Robert N. Freeman

Town in Lower Austria. The strategic location of the fortress Medelica (Melk) on a slope overlooking the Danube led the Babenbergs, Austria's medieval rulers, to establish their court there in 976. Monks from the Benedictine abbey of Lambach were invited to join the court in 1089; shortly after 1110, when the Babenbergs moved to Klosterneuburg, the Benedictines became the owners of Melk and a large area of land. This link with the Austrian monarchal line made the wealthy abbey one of the Empire's most powerful institutions.

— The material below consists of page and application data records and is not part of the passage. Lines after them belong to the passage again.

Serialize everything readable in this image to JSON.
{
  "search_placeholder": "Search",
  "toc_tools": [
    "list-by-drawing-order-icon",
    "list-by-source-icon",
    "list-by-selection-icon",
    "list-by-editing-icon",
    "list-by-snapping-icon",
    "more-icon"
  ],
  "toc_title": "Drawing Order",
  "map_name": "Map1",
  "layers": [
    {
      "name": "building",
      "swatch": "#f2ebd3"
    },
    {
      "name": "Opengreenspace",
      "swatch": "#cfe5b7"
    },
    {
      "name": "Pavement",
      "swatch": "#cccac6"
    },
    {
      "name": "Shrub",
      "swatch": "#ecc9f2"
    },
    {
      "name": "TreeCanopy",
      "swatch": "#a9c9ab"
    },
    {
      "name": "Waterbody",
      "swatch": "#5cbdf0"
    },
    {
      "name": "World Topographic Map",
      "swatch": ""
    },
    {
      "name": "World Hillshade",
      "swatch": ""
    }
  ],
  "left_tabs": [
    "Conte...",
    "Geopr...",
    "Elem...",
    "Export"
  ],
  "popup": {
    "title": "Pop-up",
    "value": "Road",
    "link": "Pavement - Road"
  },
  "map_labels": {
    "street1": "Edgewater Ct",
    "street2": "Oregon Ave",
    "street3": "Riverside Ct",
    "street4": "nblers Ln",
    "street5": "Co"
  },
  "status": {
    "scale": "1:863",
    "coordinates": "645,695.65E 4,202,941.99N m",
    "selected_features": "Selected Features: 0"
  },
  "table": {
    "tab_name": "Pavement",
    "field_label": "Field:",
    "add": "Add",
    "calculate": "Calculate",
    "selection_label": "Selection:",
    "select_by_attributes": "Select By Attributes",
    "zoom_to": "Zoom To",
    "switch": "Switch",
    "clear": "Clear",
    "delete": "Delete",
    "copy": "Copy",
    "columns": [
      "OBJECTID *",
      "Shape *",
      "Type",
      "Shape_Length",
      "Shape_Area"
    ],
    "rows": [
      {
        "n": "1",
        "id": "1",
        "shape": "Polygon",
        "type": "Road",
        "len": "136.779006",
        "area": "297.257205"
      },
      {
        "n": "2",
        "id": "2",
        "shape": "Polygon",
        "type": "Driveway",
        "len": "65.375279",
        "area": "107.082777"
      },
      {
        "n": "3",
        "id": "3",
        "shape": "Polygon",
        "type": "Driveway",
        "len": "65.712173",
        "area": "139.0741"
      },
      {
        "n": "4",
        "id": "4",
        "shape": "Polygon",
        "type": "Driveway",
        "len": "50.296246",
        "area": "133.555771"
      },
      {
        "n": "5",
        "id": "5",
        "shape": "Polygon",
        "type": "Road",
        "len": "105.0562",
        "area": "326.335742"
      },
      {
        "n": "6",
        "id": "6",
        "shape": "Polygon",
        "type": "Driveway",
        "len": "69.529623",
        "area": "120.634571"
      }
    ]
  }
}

Soon after their arrival the Benedictines founded a boys' choir; pueri are mentioned as early as 1140 and a cloister school, training boys for singing in processions and daily church services, is described in a manuscript dating from 1160. The scriptorium was most productive in the first half of the 13th century. A great fire (1297) destroyed most of the manuscripts recording this formative musical period. 133 codices survived intact, about half of which originated at Melk, including the ...